Just watching the trailer was all it took to put my mind at ease. Co-directors Scott Hansen (The Possession Experiment) and Desiree Connell are clearly horror fans with very clear visions of what it takes to craft a fantastic horror film. Their decision to use practical, Savini-style, makeup, and special effects, instead of relying on computerized effects paid off in the end. Which was not only refreshing to see but also made the movie spectacular to watch.
This decision meant they needed to recruit a talented art, makeup, and special effects team including:
- Tara DiPerillo (Zombieland: Double Tap)
- Shane Morton (Mandy)
- Adrienne Silberman (Hell on the Border)
- Wayne Anderson (The Predator and Jurassic World: Fallen Kingdom)
In the world of indie horror, the visual effects are the element that truly makes or breaks the movie. Bad Candy’s talented visual effects team created practical effects strong enough to compete with the likes of Trick ‘r Treat (2007), Scary Stories To Tell In The Dark (2019), Krampus (2015), and Haunt (2019).

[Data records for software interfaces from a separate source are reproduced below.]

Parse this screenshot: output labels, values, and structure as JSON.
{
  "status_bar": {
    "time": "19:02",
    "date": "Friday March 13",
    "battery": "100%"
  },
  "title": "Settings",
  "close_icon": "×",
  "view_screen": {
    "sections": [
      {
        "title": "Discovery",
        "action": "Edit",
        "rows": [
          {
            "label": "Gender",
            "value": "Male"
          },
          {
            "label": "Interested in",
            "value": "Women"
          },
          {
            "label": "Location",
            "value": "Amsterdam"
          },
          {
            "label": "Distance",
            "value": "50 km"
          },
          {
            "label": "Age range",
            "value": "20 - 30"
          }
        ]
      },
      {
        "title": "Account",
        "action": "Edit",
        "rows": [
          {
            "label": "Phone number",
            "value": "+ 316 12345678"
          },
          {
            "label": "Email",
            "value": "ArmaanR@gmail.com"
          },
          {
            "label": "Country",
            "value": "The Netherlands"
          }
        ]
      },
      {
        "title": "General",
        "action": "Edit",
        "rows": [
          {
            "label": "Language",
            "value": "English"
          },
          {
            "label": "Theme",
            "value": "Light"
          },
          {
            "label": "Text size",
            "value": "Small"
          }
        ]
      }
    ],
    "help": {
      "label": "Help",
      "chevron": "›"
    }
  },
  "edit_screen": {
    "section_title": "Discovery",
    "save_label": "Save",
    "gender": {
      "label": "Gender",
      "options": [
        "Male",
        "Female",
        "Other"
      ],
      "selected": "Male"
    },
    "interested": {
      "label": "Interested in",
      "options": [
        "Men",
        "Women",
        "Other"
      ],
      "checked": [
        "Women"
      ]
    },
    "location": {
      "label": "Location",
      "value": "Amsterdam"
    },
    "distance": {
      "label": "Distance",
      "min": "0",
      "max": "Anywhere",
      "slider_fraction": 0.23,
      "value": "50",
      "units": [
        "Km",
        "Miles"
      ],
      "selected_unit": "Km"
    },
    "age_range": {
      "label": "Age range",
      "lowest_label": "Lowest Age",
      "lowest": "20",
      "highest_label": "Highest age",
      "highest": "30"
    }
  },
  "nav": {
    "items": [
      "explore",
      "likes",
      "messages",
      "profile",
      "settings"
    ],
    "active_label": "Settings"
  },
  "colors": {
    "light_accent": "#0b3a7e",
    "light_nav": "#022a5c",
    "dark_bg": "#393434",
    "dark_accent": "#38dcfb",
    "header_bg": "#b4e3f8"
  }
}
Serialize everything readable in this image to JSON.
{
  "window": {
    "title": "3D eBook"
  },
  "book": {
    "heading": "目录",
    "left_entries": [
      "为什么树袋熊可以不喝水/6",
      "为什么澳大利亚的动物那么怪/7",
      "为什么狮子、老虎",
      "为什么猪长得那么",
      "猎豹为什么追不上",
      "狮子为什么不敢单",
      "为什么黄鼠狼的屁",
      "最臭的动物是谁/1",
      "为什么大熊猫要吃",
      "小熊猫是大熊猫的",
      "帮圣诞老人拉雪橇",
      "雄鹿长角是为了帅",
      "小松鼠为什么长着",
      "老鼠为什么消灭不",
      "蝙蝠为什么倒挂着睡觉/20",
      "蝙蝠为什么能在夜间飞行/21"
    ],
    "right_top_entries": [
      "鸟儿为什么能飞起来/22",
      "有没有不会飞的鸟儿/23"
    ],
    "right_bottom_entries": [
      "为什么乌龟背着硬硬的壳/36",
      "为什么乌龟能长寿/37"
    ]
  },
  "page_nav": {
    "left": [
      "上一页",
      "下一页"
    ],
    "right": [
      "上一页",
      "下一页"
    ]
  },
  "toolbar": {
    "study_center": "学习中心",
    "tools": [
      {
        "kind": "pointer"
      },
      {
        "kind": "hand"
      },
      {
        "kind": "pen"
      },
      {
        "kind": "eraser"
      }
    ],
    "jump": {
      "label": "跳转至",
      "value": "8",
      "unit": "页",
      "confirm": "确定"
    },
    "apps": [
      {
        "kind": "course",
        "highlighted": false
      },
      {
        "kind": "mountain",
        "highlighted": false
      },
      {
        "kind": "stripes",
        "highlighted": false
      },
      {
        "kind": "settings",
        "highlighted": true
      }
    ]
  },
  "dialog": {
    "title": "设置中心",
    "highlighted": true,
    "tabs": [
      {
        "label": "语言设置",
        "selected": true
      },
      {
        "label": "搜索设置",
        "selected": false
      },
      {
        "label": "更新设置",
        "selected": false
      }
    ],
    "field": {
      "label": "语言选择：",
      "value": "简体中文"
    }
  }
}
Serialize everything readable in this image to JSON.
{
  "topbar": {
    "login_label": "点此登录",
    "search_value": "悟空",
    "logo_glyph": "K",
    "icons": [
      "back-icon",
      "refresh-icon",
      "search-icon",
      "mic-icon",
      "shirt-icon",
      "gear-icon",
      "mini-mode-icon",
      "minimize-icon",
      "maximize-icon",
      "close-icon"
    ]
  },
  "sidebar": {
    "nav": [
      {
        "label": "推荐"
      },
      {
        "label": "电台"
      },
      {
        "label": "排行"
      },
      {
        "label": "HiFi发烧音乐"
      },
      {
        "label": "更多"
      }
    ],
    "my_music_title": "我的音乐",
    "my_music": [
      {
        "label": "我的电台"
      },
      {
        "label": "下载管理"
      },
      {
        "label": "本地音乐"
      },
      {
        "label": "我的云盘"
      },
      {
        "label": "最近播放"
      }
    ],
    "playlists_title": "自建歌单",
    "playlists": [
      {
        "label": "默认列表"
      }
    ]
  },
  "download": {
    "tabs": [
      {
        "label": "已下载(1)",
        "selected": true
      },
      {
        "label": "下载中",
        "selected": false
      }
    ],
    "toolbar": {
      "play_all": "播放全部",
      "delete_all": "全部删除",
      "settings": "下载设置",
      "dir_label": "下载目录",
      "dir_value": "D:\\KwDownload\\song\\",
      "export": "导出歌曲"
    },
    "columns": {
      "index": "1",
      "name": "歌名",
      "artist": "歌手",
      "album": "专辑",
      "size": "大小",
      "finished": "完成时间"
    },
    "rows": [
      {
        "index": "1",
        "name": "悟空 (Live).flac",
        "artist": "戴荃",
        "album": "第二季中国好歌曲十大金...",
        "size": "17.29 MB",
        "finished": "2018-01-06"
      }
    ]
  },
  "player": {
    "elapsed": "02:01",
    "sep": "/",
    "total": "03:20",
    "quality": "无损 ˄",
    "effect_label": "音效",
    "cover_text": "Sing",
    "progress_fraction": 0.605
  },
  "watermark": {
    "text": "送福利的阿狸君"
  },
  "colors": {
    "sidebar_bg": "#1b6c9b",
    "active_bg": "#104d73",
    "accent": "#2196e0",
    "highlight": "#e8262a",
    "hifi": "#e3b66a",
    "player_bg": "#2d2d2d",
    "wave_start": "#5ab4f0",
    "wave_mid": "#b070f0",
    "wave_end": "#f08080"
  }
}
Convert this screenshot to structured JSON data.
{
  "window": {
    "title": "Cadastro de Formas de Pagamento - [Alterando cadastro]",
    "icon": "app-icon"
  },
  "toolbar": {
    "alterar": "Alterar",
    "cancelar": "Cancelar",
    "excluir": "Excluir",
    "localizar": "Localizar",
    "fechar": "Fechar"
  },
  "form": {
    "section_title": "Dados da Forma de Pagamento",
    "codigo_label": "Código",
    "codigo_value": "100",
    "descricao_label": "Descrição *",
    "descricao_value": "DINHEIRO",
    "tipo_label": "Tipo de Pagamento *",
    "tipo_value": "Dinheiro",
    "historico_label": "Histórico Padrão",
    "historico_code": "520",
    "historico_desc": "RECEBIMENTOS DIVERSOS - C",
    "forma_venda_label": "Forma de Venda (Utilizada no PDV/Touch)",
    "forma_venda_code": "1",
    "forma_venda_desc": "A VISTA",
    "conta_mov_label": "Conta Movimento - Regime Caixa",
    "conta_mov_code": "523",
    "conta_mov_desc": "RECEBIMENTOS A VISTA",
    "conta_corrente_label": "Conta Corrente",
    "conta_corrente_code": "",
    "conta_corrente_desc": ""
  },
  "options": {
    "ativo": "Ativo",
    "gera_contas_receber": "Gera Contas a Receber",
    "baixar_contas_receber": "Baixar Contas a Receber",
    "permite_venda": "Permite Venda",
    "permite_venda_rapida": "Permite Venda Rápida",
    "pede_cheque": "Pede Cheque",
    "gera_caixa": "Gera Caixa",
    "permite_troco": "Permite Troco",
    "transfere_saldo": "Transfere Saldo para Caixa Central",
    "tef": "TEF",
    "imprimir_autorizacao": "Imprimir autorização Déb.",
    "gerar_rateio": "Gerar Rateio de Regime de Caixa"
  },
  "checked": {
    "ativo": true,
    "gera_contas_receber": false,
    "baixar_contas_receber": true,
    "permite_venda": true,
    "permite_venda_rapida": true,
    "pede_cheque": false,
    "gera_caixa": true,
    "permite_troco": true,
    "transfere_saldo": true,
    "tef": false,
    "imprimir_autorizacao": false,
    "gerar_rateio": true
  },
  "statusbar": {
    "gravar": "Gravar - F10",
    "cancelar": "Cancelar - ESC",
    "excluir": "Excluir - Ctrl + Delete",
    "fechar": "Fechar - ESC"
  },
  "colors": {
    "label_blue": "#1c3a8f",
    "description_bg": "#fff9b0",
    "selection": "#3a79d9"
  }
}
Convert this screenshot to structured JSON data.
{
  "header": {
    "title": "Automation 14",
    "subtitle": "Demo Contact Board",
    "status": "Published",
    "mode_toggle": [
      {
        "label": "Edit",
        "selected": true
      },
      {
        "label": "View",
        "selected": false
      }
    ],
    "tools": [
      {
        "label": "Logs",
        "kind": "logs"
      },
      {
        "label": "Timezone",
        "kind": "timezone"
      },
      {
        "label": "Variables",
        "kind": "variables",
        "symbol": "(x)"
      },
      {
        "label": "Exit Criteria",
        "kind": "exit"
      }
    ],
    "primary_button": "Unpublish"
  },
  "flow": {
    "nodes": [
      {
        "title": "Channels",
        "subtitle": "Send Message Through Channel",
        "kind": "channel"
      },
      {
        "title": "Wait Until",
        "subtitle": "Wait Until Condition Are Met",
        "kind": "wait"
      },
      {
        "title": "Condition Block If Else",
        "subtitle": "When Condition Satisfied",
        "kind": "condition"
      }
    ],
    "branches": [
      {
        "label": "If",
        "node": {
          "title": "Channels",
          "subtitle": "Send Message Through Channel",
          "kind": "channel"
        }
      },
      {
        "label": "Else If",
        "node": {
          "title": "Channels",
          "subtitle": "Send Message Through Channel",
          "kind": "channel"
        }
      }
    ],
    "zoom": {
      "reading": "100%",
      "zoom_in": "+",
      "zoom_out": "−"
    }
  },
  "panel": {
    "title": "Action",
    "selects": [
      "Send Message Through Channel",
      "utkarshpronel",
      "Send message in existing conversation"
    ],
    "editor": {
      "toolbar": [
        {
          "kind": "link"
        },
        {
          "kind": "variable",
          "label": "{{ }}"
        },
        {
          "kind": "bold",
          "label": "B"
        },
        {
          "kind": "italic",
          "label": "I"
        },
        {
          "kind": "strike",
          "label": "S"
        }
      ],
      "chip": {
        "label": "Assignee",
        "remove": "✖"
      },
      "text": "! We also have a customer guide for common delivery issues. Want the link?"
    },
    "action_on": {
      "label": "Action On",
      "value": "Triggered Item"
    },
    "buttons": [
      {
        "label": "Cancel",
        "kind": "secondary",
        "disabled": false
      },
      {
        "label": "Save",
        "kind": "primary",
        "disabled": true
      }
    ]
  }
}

WATCH THIS MOVIE.
The tight story, breakneck pacing, high body count, dark humor, and exceptional effects combine to make Bad Candy an instant late-night classic that competes with some of the best indie horror movies from the past few years.
In fact, I loved this movie so much that despite watching it three times already, I plan to add Bad Candy to my personal collection as soon as it is released to the general public.
Kyle Feuerbach is a high school teacher with a passion for horror books and movies. When he is not teaching, running a fitness business with his wife, or spending time with his son, he is likely reading, writing, or repairing manual typewriters.